I've been running since my 20s, but it wasn't until recently that I started running half-marathons. On October 14, 2017, I ran the Cannonball Half Marathon in Greensboro, NC to raise awareness for SCA. I set a new half-marathon personal record with a finishing time of 1 hour, 56 minutes and 49 seconds, ranking second among women in my age group.
Thank you to the following donors for support my effort:
Sumeet S. Chugh, MD, FHRS
Joseph E. Marine, MD, FHRS
William G. Stevenson, MD, FHRS
T. Jared Bunch, MD
James P. Daubert, MD, FHRS
James H. Youngblood
Samir F. Saba, MD, FHRS
Sean D. Pokorney, MD
Jodie L. Hurwitz, MD, FHRS
Nancy Allen LaPointe
Hugh Calkins, MD, FHRS
Melissa H. Kong, MD, FHRS
Emelia J. Benjamin, MD
More about Sana M. Al-Khatib, MD, FHRS, CCDS
Sana M. Al-Khatib, MD, FHRS, CCDS is a tenured Professor of Medicine at Duke University Medical Center (DUMC). She received her MD degree from the American University of Beirut and trained in internal medicine, cardiology, and cardiac electrophysiology at DUMC, where she also received her Master’s in Health Sciences degree.
Dr. Al-Khatib has expertise and experience in the diagnosis and management of heart rhythm disorders including ventricular arrhythmias and atrial fibrillation. She has focused on the study of rhythm management devices including the implantable cardioverter defibrillator and cardiac resynchronization therapy. She has investigated risk factors, prevention, and treatment of sudden cardiac death (SCD), the leading cause of death in the United States. Dr. Al-Khatib is a board-certified clinical electrophysiologist and an experienced clinical researcher in cardiac arrhythmias. As a graduate of the NIH-funded Clinical Research Training Program, she is one of a few electrophysiologists nation-wide with expertise in quantitative research methods. Her research expertise lies in the design and conduct of clinical trials, outcomes research, and cost-effectiveness analyses. She is a recipient of a National Heart, Lung and Blood Institute’s R-01 grant titled “Implantable Cardioverter Defibrillator Therapy in Patients with Heart Failure” (2009-2013) and an American Heart Association Career Development Award (2002-2006). She is a co-Principal Investigator of a National Heart, Lung and Blood Institute T-32 grant for Postdoctoral Training in Cardiovascular Clinical Research. She has more than 220 publications in peer-reviewed journals. Her work has had a wide influence on medical research and health policy, the latter being demonstrated by its influence on the Heart Rhythm Society (HRS) Device Performance Policies and Guidelines.

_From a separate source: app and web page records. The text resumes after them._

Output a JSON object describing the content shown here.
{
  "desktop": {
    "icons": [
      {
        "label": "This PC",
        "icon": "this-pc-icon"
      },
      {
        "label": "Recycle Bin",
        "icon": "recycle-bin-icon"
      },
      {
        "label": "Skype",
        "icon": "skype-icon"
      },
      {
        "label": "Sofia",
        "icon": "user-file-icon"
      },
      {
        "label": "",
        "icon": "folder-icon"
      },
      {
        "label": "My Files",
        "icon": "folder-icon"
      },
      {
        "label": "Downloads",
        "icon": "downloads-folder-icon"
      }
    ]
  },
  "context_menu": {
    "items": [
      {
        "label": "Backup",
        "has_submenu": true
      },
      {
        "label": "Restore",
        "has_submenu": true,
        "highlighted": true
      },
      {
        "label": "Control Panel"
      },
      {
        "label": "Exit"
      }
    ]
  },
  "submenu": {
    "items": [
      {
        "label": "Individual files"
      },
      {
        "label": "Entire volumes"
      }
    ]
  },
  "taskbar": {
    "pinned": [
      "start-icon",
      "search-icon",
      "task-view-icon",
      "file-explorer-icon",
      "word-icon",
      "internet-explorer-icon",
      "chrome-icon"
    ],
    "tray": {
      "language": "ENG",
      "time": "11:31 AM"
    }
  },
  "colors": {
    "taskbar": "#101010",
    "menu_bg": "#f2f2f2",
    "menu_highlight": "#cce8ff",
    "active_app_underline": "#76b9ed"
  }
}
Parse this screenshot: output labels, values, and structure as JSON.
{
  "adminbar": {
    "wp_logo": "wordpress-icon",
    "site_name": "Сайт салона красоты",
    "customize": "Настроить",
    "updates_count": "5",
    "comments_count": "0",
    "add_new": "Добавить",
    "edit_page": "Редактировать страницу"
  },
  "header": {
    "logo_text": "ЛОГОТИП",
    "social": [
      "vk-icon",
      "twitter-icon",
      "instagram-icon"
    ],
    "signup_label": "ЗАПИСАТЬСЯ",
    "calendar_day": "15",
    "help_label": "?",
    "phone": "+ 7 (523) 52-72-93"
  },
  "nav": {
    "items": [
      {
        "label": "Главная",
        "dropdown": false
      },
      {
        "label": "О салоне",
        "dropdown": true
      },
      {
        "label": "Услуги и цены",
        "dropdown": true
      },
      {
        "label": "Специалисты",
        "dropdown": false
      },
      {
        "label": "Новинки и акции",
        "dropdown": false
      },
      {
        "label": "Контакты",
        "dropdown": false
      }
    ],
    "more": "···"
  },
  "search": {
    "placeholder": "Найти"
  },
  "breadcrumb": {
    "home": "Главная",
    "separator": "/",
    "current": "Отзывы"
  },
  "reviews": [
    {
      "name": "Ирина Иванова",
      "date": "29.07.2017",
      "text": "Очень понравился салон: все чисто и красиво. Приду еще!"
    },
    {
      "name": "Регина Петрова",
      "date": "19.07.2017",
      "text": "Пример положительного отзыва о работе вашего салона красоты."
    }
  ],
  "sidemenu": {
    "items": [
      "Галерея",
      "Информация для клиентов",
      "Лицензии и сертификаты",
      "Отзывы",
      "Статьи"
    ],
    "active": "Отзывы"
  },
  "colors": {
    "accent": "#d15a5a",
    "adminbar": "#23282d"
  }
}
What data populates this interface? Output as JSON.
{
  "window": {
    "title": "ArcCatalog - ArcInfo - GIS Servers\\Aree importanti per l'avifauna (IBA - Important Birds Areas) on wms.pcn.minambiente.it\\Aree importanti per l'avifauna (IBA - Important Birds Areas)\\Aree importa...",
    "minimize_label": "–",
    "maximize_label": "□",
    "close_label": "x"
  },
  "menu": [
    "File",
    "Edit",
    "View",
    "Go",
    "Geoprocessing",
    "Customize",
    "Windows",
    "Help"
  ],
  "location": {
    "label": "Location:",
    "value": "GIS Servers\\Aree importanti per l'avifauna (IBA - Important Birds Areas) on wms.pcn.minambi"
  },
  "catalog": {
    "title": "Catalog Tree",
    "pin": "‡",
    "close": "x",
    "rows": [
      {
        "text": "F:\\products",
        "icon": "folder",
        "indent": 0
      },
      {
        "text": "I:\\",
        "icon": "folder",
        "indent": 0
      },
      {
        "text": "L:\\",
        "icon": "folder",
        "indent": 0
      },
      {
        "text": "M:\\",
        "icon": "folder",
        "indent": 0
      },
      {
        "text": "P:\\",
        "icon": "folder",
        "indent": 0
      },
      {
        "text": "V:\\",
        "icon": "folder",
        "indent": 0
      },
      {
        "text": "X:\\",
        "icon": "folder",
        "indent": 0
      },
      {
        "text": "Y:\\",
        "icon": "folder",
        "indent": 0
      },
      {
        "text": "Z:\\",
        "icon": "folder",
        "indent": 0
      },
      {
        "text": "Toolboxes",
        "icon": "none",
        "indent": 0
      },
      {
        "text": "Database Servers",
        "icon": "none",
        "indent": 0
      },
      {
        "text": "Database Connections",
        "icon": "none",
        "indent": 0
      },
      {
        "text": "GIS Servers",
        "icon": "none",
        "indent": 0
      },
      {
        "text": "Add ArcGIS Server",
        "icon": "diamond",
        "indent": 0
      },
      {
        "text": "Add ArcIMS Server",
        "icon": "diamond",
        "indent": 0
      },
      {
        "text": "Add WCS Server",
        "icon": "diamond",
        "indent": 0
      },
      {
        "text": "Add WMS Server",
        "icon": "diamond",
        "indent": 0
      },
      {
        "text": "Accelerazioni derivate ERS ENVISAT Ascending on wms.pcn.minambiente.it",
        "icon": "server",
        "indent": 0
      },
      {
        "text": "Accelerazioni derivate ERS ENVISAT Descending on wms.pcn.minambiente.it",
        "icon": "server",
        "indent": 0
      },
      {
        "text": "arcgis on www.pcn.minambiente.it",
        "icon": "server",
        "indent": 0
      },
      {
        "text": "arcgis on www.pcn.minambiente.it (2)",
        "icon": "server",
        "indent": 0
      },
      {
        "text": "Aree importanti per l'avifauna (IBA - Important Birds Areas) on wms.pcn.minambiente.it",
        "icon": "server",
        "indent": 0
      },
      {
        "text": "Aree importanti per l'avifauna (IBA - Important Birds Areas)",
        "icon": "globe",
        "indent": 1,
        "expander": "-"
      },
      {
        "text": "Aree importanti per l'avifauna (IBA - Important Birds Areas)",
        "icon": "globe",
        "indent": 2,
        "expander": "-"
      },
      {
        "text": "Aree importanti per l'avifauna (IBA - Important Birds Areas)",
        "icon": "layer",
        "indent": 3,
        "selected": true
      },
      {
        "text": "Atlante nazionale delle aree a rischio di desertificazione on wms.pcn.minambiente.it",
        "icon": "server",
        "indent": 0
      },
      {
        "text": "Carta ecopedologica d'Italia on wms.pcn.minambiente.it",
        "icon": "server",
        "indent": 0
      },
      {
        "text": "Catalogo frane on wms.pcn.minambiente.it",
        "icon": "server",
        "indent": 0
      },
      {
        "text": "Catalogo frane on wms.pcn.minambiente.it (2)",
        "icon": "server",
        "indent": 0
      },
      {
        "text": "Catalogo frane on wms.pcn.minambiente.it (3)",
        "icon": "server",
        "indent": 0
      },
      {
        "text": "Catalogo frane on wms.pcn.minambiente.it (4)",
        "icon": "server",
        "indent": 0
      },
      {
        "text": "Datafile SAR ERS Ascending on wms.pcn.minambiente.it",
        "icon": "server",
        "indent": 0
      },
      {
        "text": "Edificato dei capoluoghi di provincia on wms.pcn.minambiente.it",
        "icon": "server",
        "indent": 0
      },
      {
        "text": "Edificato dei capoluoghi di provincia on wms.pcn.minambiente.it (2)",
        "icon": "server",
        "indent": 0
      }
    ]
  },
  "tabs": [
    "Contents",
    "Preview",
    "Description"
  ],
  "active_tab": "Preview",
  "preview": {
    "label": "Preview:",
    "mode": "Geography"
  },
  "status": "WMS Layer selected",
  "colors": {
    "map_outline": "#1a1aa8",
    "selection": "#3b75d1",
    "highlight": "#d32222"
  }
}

Dr. Al-Khatib has served on several professional society committees including the HRS’ Board of Trustees and Health Policy committee and the American Heart Association (AHA)/American College of Cardiology (ACC) Guideline Development Task Force. She was elected into the American Society for Clinical Investigators (ASCI) in 2013. She is currently chairing the ACC/AHA/HRS’ guideline document on the prevention and treatment of sudden cardiac death and ventricular arrhythmias.